Rosemary begins her story in 1996, in the middle.  She hasn’t seen her older brother in ten years.  She hasn’t seen her sister in nearly seventeen years.  She’s doing college on the extended plan, with no concrete goals in mind.  One day in the canteen, she’s swept up by a human hurricane called Harlow Fielding.  Harlow is essentially a one-woman drama department and most of this part of the story surrounds her.  Or does it?  Because the real story for Rosemary is not so much the people who come into her life; the real story is those who leave it.
It’s good to meet Rosemary in college, when she’s at some distance from the disappearance of her sister.  Rosemary-now is quite different from the hazy memories of Rosemary-then.  Rosemary-then had a sister called Fern.  They were raised together by devoted parents; they were inseparable.  There’s almost no moment of her early childhood that Rosemary can recall without Fern.  Then, suddenly, she wasn’t there anymore and Rosemary had to adjust her entire self.  The fact that Fern was a chimpanzee is really beside the point in those early years.
The author (who also wrote THE JANE AUSTEN BOOK CLUB) allows Rosemary to tell her story in a kind of desperately breezy kind of way.  The way someone tells a story when they want to give the impression that they’re not deeply affected, even though any casual listener can see right through that.  As the tone subtly shifts, so does Rosemary.  It’s a unique story that has a lot to say about how we form a family; how we can come to value or devalue events or the members of that family over time.  In essence, our lives are just as much about what we forget or leave behind than about what we carry with us.
Rating: 9
March 2014
ISBN# 978-0-14-218082-2  (trade paperback)

Saturday, May 24, 2014

Sparrow Hill Road - Seanan McGuire

Sparrow Hill Road
Seanan McGuire
Rose Marshall was sweet sixteen in the summer of 1952.  She’s still sweet sixteen today, or looks it.  That’s because all those years ago, Rose was forced off Sparrow Hill Road.  She and her truck plummeted off the side and burned.  She woke up, in the prom dress that represented months upon months of saving pennies, on the side of the road.  Her boyfriend and prom date, Gary, found her.  They never made it to the prom.  They drove all night, he took her home, and she vanished.  She’s known as a phantom hitchhiker, the phantom prom date, a familiar figure in ghost stories told around campfires and at slumber parties.
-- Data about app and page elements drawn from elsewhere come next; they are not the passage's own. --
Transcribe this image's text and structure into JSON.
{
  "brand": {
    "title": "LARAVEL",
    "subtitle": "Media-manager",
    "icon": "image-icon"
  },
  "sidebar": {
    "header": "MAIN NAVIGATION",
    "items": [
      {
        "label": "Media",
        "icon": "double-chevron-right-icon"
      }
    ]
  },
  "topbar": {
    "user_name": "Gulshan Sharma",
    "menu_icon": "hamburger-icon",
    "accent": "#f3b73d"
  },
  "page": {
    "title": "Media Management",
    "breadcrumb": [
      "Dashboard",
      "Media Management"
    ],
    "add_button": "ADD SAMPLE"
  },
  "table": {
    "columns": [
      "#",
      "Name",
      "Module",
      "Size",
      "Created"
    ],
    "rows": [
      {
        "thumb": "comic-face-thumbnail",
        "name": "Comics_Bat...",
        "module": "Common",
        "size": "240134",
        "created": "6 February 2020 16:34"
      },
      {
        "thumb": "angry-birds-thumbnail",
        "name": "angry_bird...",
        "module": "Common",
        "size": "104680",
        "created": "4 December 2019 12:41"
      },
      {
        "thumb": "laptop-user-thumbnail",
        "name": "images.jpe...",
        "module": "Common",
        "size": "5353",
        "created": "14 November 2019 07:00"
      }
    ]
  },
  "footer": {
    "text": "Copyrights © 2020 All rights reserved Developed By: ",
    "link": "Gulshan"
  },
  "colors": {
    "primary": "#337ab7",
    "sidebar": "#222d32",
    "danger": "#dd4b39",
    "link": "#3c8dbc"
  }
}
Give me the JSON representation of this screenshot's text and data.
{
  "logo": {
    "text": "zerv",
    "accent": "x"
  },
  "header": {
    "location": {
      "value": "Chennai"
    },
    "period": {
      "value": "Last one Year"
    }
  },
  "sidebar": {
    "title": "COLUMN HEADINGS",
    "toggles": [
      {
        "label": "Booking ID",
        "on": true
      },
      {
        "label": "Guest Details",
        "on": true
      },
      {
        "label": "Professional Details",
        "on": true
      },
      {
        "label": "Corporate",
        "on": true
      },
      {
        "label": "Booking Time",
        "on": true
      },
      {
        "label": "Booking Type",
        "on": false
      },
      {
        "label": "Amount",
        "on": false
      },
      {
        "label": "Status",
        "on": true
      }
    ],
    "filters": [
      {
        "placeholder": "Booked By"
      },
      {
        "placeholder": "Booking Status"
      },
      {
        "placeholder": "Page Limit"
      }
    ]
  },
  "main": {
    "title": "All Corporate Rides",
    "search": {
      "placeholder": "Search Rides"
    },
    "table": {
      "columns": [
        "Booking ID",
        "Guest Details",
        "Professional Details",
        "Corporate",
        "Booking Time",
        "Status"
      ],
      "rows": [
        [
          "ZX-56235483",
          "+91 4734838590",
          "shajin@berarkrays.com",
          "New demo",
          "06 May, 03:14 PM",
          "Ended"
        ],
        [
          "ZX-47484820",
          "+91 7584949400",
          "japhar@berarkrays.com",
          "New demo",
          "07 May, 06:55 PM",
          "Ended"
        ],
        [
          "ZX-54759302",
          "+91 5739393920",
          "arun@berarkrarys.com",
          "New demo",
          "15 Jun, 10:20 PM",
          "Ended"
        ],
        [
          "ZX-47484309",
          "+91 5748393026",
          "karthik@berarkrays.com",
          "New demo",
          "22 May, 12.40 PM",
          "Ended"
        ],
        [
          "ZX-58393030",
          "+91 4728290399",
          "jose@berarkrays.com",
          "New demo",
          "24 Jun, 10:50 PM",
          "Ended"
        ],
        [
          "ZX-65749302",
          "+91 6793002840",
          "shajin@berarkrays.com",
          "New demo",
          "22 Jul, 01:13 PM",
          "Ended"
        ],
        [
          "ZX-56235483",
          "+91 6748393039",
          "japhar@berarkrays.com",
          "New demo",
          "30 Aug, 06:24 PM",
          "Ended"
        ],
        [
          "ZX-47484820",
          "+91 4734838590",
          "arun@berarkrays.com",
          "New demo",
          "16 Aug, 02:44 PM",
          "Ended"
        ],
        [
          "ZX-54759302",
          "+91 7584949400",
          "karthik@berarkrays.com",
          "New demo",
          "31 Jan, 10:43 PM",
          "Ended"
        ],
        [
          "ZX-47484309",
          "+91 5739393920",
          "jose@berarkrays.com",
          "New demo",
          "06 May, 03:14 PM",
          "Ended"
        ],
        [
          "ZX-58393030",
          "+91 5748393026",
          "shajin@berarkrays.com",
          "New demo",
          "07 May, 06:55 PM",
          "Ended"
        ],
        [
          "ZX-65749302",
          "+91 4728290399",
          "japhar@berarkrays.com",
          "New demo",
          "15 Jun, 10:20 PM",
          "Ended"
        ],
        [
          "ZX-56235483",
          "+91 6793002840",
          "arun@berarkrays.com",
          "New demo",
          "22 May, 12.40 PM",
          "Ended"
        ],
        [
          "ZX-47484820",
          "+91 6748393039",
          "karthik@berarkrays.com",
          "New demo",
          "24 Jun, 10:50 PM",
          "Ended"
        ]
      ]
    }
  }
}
Rose still walks the ghost roads, occasionally rising into the daylight to hitch a ride.  She’s a benign ghost, often trying to save a driver from a fatal accident; or maybe just make the driver’s passing a little easier.  She’ll continue to walk the roads until the end of time, or until she chooses to take that last exit that exists on all roads.  She can’t stop.  She’s still being chased by the man who killed her.  Bobby Cross wanted immortality and eternal youth and he was quite willing to destroy innocent souls to get it.  Rose got away from him that night in 1952, but he’s still coming for her, and most likely always will be.

As Rose tells us her story, she introduces the world she inhabits now.  There’s one America where the living exist.  Beneath that, or to the side of it, or on different planes, are an infinite number of shadow worlds called twilights.  Each layer operates on its own, but they’re all bound by rules.  Learning the rules takes a lot of time and not a few mistakes.  There are diners and way stations along each highway, offering various things to various travelers.  Each road is a separate entity.  And there are lots of other beings who dwell in the twilights and down into the midnight where things are very dark. 
The richly-imagined story is separated into several sections, telling some of Rose’s many stories.  Her too-short life; the time she met a great-niece; the time she followed a band of ghost hunters; some of the drivers who offered her a ride.  Each person she encounters has a history and a motive, giving them a sense of reality, even in the shadows.  It’s maybe ironic that even the ghosts are three dimensional here.  Rose is as real as any of them, with emotions and memories and longings that make her completely human.  As Rose says, no one knows exactly where the end of the road is.  If this is the end of her road, I bid her a fond farewell, still hoping we might meet again somewhere down the highway.
Rating: 9
May 2014
ISBN# 978-0-7564-0961-6  (trade paperback)